*** Material for the task Section Begins ***

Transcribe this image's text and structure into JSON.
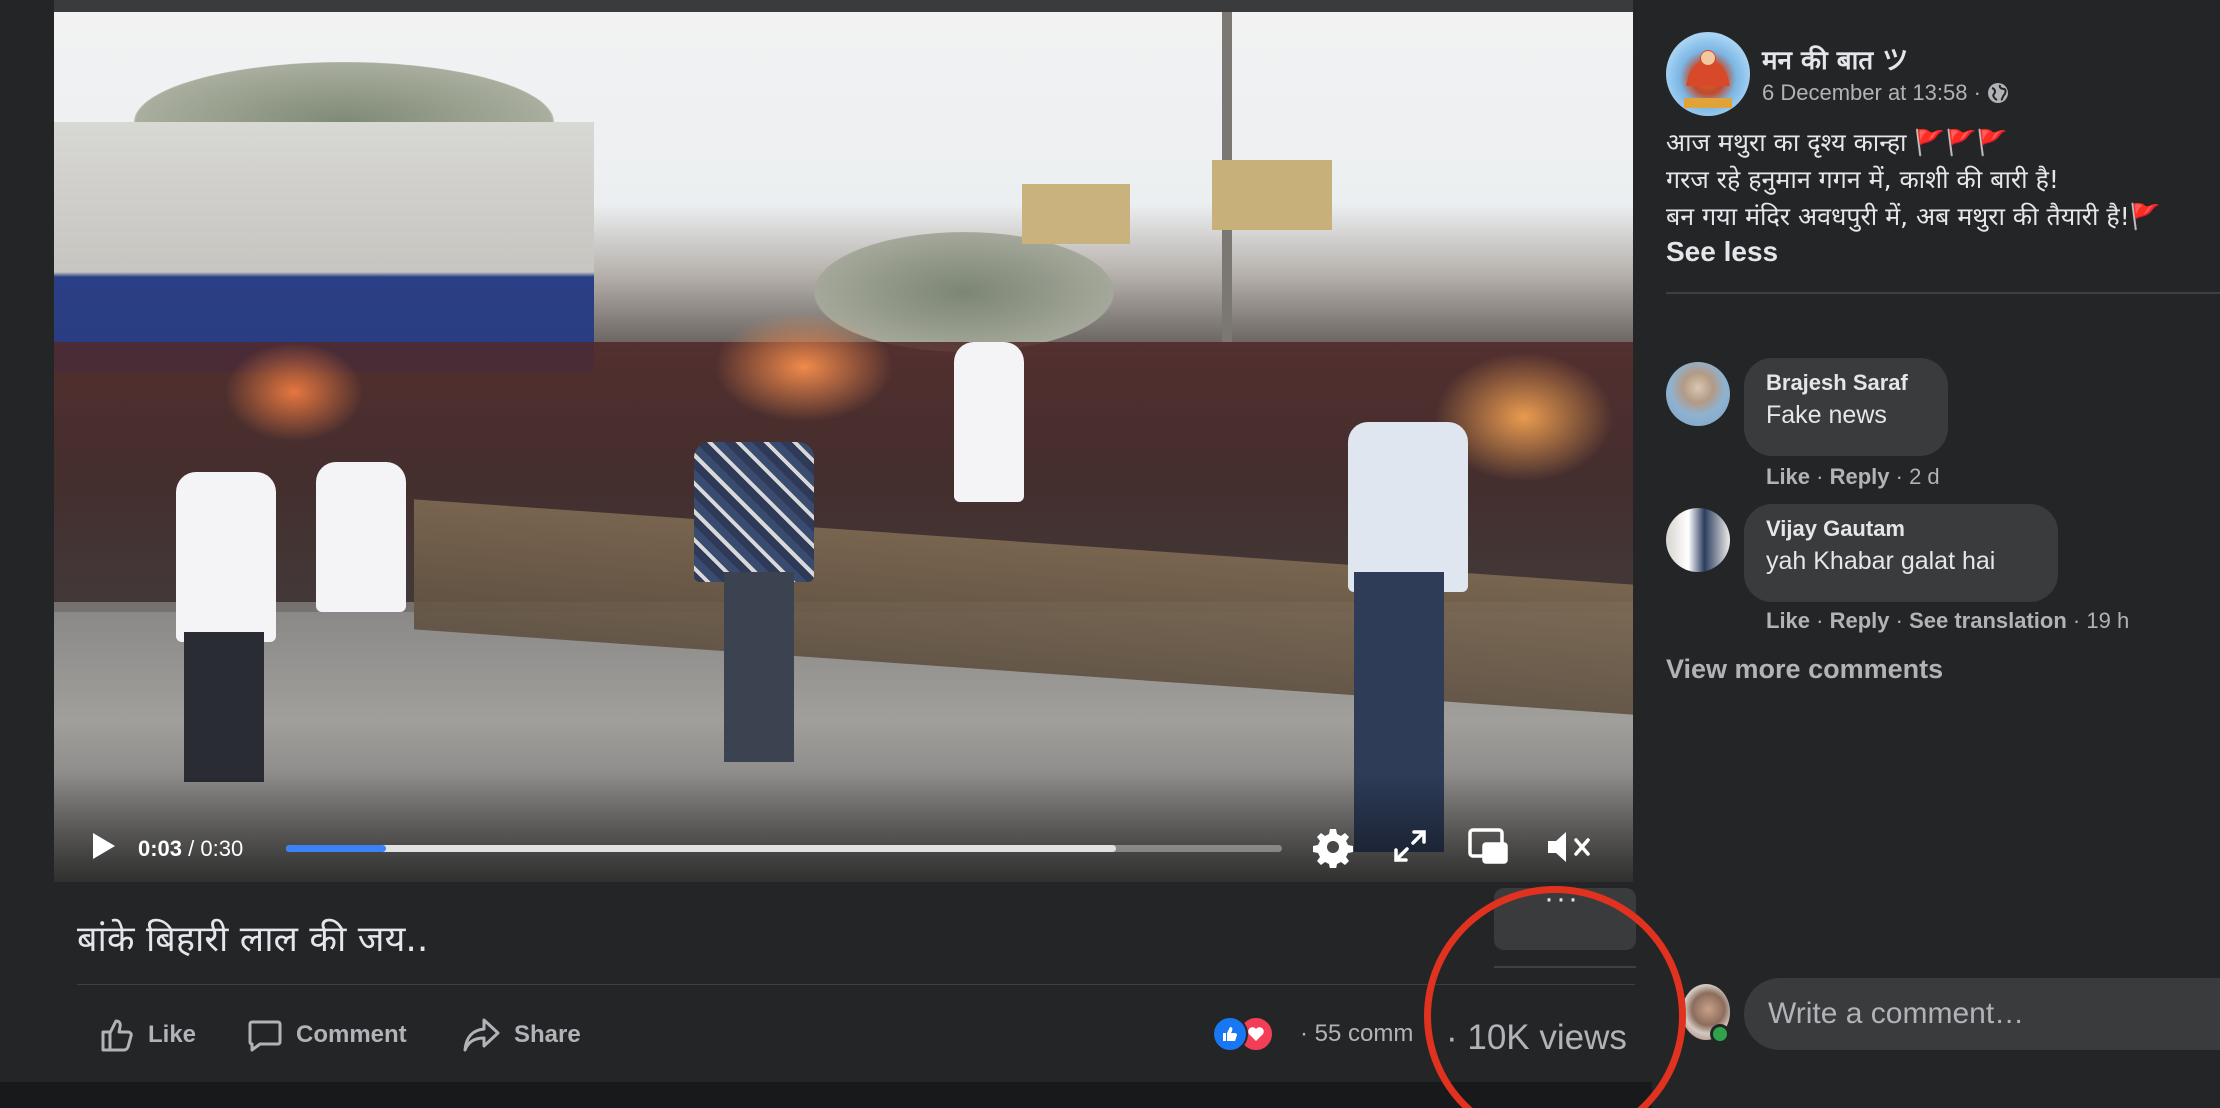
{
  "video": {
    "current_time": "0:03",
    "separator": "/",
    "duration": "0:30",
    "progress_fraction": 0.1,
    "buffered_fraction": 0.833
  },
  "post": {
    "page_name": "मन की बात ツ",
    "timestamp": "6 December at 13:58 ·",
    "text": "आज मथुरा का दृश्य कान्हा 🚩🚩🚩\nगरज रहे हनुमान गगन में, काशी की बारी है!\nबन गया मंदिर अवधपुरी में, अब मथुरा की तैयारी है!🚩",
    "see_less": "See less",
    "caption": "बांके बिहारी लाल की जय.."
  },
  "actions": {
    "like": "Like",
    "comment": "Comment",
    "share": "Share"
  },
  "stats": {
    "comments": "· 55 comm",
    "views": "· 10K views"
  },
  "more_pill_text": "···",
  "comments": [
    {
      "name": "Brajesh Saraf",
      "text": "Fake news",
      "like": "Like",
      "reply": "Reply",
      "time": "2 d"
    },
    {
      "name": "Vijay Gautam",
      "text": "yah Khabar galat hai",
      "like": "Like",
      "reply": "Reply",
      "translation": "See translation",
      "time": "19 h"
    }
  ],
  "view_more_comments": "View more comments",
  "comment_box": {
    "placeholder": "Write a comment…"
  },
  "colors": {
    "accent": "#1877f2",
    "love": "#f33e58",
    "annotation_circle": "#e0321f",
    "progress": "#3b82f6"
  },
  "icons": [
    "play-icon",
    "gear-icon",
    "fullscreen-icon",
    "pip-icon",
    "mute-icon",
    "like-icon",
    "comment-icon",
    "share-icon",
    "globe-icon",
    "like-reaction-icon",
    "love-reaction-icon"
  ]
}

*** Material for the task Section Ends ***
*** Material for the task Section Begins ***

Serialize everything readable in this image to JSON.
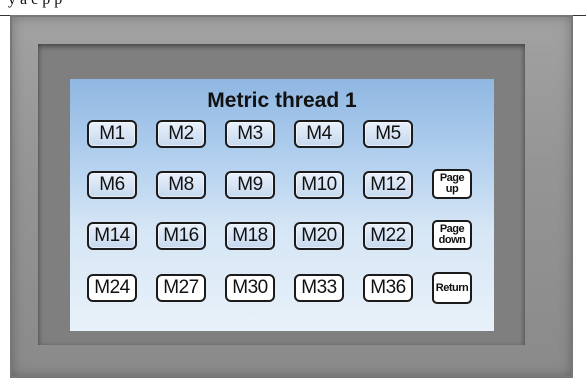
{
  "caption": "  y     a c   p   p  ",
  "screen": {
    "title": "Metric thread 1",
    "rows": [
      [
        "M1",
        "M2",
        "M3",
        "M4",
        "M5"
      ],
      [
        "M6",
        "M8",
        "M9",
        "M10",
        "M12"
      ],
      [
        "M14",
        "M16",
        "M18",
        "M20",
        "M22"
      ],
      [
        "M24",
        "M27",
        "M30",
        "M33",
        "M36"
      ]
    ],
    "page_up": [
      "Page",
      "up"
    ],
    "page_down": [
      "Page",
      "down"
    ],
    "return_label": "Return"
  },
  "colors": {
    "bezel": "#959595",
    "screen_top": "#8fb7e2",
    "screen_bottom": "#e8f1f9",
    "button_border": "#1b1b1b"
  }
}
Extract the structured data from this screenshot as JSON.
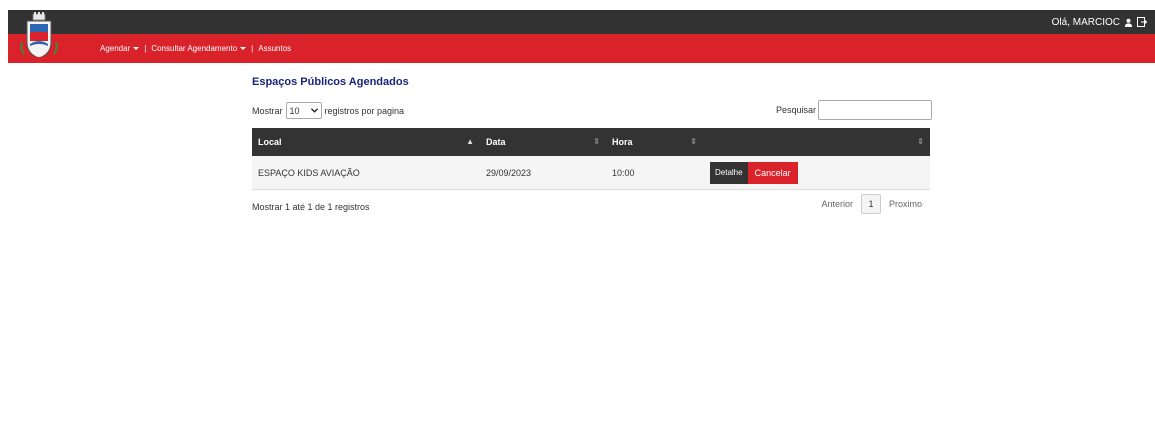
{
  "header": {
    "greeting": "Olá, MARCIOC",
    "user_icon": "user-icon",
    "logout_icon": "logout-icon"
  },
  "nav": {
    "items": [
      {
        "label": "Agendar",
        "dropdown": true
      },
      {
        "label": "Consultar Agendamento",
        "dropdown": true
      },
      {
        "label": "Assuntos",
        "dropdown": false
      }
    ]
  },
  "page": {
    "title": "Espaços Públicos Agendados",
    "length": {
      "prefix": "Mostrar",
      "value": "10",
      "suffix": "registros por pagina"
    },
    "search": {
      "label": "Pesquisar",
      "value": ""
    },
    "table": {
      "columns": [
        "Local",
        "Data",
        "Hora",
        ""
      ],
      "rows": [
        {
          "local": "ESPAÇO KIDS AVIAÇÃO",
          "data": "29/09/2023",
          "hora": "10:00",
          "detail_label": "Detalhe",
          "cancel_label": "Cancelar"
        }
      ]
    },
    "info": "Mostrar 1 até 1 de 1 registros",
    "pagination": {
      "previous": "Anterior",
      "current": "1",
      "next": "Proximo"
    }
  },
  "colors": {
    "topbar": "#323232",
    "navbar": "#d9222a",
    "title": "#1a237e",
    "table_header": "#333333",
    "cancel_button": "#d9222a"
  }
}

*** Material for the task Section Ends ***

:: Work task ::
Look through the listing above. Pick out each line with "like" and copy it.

:: Exercise output ::
    "like": "Like",
      "like": "Like",
      "like": "Like",
    "like-icon",
    "like-reaction-icon",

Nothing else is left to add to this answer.